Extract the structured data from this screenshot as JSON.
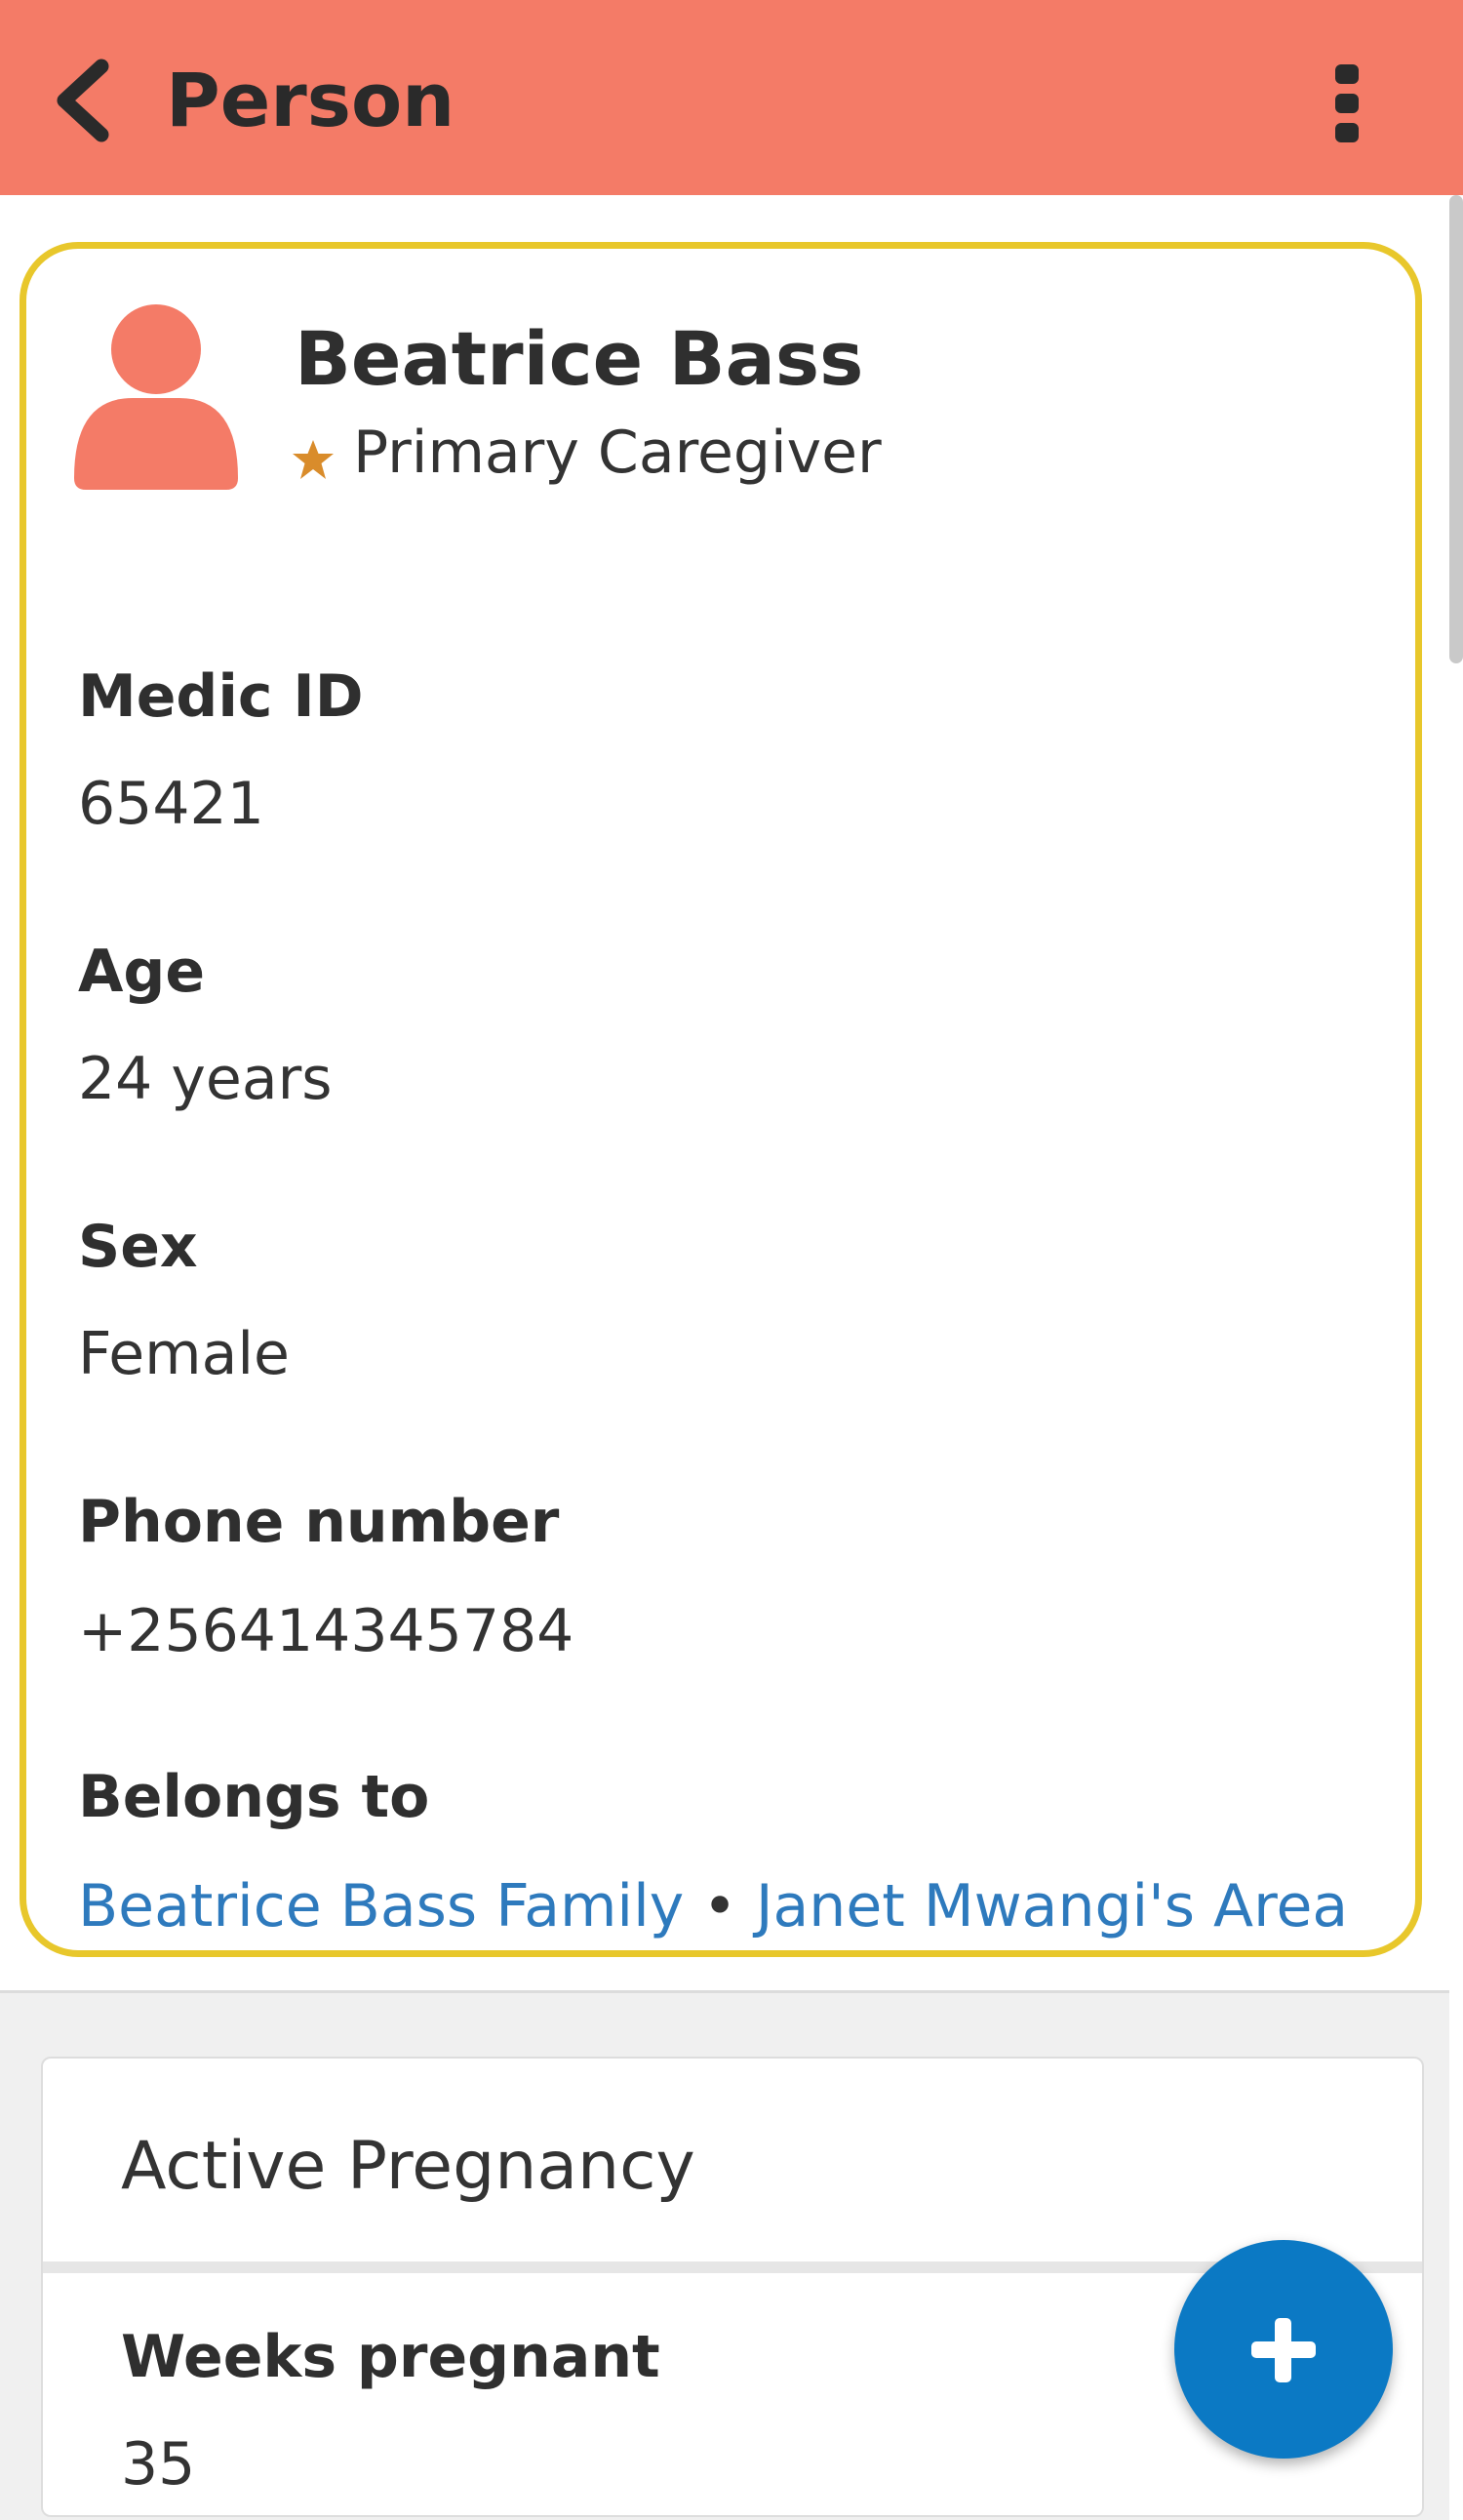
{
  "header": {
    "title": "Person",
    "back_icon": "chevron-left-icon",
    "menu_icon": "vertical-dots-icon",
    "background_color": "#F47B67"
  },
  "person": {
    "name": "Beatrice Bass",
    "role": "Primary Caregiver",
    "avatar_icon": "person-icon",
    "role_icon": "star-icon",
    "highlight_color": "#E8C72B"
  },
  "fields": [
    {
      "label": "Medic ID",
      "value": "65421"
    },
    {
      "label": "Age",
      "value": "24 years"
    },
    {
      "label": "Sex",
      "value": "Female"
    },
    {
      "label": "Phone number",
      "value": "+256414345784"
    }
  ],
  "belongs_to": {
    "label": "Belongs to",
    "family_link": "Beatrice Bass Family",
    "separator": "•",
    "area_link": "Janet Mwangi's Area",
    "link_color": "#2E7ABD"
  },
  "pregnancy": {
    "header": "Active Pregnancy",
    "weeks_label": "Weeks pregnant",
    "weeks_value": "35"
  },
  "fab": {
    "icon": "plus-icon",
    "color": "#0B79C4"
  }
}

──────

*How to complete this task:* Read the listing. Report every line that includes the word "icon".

*Answer space:*
    "back_icon": "chevron-left-icon",
    "menu_icon": "vertical-dots-icon",
    "avatar_icon": "person-icon",
    "role_icon": "star-icon",
    "icon": "plus-icon",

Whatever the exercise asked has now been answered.